[[ Exercise input, beginning ]]

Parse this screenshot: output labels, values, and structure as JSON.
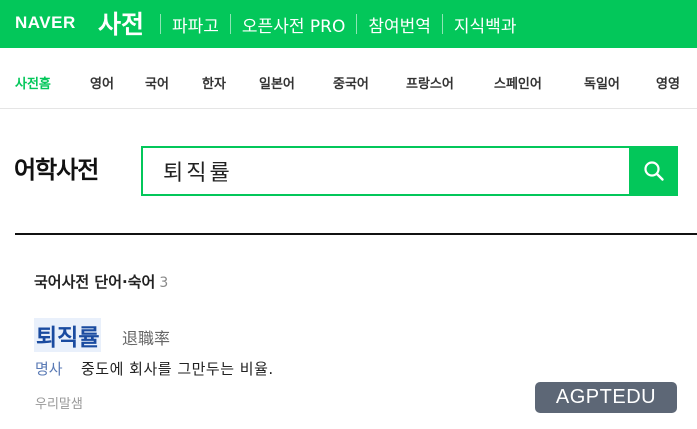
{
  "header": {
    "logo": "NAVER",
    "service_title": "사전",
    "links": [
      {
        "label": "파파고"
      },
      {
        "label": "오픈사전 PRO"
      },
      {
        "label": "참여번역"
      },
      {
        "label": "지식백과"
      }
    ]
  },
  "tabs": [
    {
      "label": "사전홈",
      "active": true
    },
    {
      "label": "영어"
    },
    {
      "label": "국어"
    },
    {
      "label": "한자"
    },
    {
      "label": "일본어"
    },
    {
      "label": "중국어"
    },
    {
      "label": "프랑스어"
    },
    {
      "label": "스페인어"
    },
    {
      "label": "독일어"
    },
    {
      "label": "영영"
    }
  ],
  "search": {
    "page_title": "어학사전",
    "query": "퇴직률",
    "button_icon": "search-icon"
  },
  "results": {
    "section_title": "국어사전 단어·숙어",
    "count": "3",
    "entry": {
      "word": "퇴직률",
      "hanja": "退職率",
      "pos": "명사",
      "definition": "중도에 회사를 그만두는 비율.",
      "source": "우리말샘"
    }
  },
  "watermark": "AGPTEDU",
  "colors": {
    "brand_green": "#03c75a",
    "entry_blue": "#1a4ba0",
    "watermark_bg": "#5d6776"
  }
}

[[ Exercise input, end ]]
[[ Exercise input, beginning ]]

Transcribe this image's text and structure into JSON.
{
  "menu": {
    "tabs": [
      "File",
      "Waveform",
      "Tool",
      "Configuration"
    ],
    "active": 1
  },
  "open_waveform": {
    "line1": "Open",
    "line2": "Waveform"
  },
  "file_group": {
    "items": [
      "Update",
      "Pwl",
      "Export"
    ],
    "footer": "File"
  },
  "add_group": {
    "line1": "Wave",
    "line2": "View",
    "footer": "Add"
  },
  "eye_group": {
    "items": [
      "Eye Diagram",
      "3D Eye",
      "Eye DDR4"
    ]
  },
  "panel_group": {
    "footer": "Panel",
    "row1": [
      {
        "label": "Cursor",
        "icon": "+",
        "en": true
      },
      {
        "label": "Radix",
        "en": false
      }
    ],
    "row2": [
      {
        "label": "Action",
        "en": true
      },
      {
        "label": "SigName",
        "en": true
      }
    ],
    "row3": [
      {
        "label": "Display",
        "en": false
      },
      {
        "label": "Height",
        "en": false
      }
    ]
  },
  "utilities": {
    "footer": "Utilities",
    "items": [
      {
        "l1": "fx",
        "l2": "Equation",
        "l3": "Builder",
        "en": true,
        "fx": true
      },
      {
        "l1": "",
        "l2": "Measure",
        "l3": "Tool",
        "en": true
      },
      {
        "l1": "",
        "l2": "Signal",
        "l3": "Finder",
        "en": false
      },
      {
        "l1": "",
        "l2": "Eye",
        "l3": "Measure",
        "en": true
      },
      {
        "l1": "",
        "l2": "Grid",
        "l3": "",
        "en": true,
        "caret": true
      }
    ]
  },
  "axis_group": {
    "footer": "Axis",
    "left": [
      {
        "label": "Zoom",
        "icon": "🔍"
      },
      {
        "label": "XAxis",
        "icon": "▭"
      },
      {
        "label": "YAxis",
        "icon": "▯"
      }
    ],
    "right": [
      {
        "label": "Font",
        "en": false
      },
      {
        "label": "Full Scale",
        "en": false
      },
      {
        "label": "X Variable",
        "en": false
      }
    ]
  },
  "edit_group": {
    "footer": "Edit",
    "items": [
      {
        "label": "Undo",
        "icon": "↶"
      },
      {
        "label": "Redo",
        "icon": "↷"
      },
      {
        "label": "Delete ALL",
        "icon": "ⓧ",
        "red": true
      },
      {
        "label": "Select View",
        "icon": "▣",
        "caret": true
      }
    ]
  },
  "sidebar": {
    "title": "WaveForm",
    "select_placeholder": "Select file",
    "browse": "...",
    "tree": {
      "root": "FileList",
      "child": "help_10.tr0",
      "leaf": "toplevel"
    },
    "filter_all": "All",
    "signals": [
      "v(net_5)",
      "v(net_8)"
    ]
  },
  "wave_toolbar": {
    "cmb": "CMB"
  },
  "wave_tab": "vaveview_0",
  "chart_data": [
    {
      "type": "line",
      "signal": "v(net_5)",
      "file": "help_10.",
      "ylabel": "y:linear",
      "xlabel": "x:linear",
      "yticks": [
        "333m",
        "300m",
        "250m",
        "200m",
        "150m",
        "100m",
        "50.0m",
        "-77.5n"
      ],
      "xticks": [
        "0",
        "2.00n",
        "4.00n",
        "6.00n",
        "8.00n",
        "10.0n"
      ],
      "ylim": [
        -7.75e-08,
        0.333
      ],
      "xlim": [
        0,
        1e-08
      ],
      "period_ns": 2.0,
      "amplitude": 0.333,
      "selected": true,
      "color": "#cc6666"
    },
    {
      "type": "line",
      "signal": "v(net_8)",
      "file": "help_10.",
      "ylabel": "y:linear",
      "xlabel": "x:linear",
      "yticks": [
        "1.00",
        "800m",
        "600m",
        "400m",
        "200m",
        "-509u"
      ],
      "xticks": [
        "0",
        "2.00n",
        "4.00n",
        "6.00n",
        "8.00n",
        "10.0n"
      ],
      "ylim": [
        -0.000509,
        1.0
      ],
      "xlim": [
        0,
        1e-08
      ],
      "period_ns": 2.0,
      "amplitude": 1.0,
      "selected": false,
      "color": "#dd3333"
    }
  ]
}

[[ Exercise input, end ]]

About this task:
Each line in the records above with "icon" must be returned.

Answer section:
    "button_icon": "search-icon"
        "icon": "+",
        "icon": "🔍"
        "icon": "▭"
        "icon": "▯"
        "icon": "↶"
        "icon": "↷"
        "icon": "ⓧ",
        "icon": "▣",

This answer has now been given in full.